By Henry Iheanacho
The former Inspector-general of Police, IGP, Ibrahim Idris appears to be having family and marital issues which have blown up into enormous proportions but solutions are reportedly being sought by family and friends.
According to Peoples Gazette, the former police chief is being housed in the palace of emir of Bida after losing his Abuja home to his new wife, Asta Ibrahim Idris.
The IGP’s family accused Asta, a retired police helicopter pilot he married in 2017, of taking over the assets he had laboured to acquire all his life; while also ruining his life by subjecting him to physical and psychological ordeal, Peoples Gazette reports.
They have kick-started a judicial process to seek a divorce from his wife. But, they first they want to ensure that Mr Idris’ assets are not entirely depleted before the final court resolution on the marriage.
In an interview, Mrs. Idris admitted to the Gazette that a divorce process was underway, but said she was still in love with her husband and family assets were properly preserved.
The crisis between the couple reportedly started since their elaborate wedding ceremony in early October 2017 which was attended by top politicians.
Their relationship blossomed when Asta was a then-deputy police superintendent who trained at the aviation college in Kaduna.
61-year-old Idris then allegedly made efforts to quickly elevate his newfound lover as a police superintendent, but this was frustrated by the Police service commission, sources told Peoples Gazette.
Mr. Idris then suggested she abandon her police career altogether in the pilot wing under operations department.
He subsequently took her as his new wife and rented a new apartment for her in Abuja. A few months after, Mr. Idris had a clash with his first wife.
The ex-IG asked the first wife to move out of the official police quarters the family was occupying in Maitama at the time, after which the new wife moved in, sources said.
Idris had prior to his retirement, acquired new assets and moved into one of them when he after the handover of office duties to the new inspector-general in January 2019.
But Mr. Idris’ family said he never enjoyed his marriage to Asta, and sought regularly to punish the former police chief with physical and mental assault.

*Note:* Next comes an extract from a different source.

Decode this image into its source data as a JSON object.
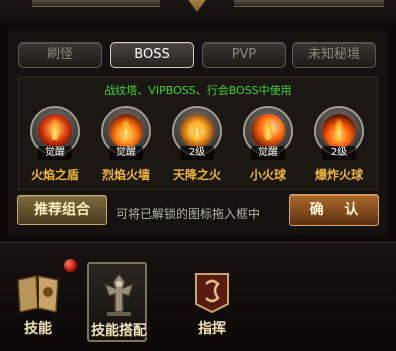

“Every time she would lock him inside a room,” a family source said. “After many hours and noises from our brother, she would then feed him yam and palm oil to calm him down.”
The family sources, who spoke under anonymity because of the ongoing divorce, said Mrs. Idris’ treatment of her husband left him “physically and mentally” ill for too long.
The families said Mr. Idris was finally rescued three weeks ago from their home on Nile Street, Maitama, and taken to his hometown in Bida for “proper care.”
“We got the blessings of the emir to bring him back to the village,” a source said. “And the emir has been taking care of his feeding allowances.”
Mrs. Idris was also accused of changing titles of assets acquired by her husband and they had to use the police to recover some cars from her recently.
“When we brought the former IG back to the village, we took him to elders for traditional healing,” a source said. “She had cleaned him out of everything — mentally, physically and financially.”
Family sources said they had kept him in a safe place pending the conclusion of divorce at a court in Abuja.
A police source said it was appropriate for the family to claim the three children they both had together to prevent them from emulating Mrs. Idris’ controversial lifestyle.
“She scattered the police officers’ wives association while she was then, which led some members to boycott activities of the organisation,” a police source said. “It is okay for the court to give the custody of the children to the husband’s family.”
But Mrs. Idris insisted she had no issues with her husband but only his family. She also said she has been working to rescue her husband from his family, whom he accused of “stealing” him from her.
“As far as I am concerned, there is no divorce,” Mrs. Idris said. “They brought court papers but my husband said he did not approve any divorce papers.”
Mrs. Idris also said she sent three cars to her husband when some family members came to ask for it, although family and police sources strongly refuted this, saying the vehicles were forcibly recovered from her.
She said the family “locked” her husband “in the house and ran away with the keys” in the village, making it difficult for her to return him to their family assets she had been preserving in Abuja.
“The lawyers said that they cannot deprive him of his constitutional rights to move about,” she said.
She told the Gazette she has not seen her husband since he was removed from Abuja three weeks ago, but she did not clarify where she was when her husband was being moved. Family sources Mr. Idris was locked at home and alone when they rescued him in Abuja three weeks ago.
“The family people have issues with me but me and my husband have no issues without ourselves,” Mrs. Idris said. “I am still in my husband’s house.”
“They served me a court order that there is a divorce and I told them I am still married to my husband,” she said. “They cannot do this.”
Mr. Idris’ relatives revealed that they have been working to see how they could help improve his life.